This makes the job of European cannabis activists quite different from that of their American counterparts. To get a cannabis proposition on the ballot, American activists first have to spend a lot of time and money to gather enough signatures simply to qualify the measure for the ballot. Then comes campaigning and get-out-the-vote efforts. In Europe that’s not possible—even if you could muster the signatures of 99 percent of the population, there’s still no guarantee that anything will change.
The Netherlands is a good example: Polls show an impressive 70 percent support for legalization—a solid 10 points higher than in the US—but the government refuses to allow even limited experiments with regulated cultivation for the country’s cannabis coffeeshops.
Amsterdam at dusk. (Flickr – Moyan Brenn)
The lack of direct democracy forces European activists to focus more on directly lobbying politicians and providing media outlets with evidence to support the change.
Nearly every step toward reforming cannabis policy in Europe has been the result of bottom-up, small-scale initiatives, for the most part starting in big cities. It’s how coffeeshops got their start in the Netherlands in the 1970s and how the cannabis social club movement got started off in Spain in the ‘90s. Another route to change is through the courts, like in the case of the German patient Michael F. who after a 16-year legal battle received permission to grow medical cannabis in his home. The case prompted German authorities to introduce medicinal cannabis legislation in 2017.
Despite the differences, one thing is certain: Nov. 8 has been a watershed moment for cannabis reform, not just in the United States, but globally.
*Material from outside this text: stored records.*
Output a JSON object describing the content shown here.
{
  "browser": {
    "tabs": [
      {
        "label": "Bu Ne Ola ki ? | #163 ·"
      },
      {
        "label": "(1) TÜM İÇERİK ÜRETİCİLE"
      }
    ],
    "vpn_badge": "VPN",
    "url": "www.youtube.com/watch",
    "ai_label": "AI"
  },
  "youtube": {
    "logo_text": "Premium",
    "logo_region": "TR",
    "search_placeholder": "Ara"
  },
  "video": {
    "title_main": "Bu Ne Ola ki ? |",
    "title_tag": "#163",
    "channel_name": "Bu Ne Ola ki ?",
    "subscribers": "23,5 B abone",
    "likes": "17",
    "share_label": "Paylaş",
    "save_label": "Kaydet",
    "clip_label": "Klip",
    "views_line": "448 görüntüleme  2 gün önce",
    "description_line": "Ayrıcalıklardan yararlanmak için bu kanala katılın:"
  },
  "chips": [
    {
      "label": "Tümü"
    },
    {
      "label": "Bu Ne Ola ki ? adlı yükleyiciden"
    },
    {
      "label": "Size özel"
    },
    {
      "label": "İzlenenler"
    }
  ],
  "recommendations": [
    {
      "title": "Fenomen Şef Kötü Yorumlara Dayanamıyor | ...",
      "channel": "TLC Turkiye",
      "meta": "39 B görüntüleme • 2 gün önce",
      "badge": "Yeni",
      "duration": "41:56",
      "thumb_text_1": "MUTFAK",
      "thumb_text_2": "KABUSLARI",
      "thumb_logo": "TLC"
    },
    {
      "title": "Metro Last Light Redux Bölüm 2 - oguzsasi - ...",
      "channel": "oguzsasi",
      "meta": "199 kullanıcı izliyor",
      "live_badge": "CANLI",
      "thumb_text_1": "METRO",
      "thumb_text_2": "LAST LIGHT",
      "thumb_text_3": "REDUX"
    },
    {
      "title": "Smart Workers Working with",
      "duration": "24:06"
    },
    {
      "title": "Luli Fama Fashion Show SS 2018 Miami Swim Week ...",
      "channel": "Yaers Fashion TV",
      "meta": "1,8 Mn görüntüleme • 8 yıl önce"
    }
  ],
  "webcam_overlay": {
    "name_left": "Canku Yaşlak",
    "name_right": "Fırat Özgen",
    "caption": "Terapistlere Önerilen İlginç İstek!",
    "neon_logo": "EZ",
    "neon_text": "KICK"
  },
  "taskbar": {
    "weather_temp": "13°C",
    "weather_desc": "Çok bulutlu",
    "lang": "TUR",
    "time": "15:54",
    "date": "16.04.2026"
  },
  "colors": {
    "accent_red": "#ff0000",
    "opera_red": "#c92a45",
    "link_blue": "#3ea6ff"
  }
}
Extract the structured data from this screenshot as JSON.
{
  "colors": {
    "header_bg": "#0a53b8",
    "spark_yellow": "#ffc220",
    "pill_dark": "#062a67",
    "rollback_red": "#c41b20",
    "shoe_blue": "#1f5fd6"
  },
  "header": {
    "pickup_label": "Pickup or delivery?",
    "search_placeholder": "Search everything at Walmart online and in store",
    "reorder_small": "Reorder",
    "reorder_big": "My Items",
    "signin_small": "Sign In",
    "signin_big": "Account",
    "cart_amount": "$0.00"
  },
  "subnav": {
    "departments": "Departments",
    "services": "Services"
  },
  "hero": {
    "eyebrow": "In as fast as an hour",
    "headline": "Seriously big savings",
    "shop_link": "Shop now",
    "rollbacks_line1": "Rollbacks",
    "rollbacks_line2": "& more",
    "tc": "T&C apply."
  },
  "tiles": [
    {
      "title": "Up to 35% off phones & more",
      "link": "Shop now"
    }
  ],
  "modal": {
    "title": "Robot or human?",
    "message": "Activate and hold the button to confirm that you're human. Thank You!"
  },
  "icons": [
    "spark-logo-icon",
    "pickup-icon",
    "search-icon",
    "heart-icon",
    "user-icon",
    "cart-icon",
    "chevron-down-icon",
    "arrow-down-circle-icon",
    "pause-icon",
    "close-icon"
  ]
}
There’s a bitter irony to the whole process: It was the United States that started the war on cannabis and exported it to the rest of the world, and it will be the United States that will end it and declare peace on the plant. President Obama got it right when he told Bill Maher that federal cannabis prohibition is “not going to be tenable” if the five states with adult-use cannabis on the ballot vote yes. The wall of cannabis prohibition won’t fall overnight, but it sure is crumbling.
Derrick Bergman is a Dutch journalist, photographer, and activist who has been covering cannabis culture since 1994.
Why Europe Can’t Legalise Cannabis Like the US A version of this article was originally published on Leafly . Cannabis activists around the world have watched legalization measures in nine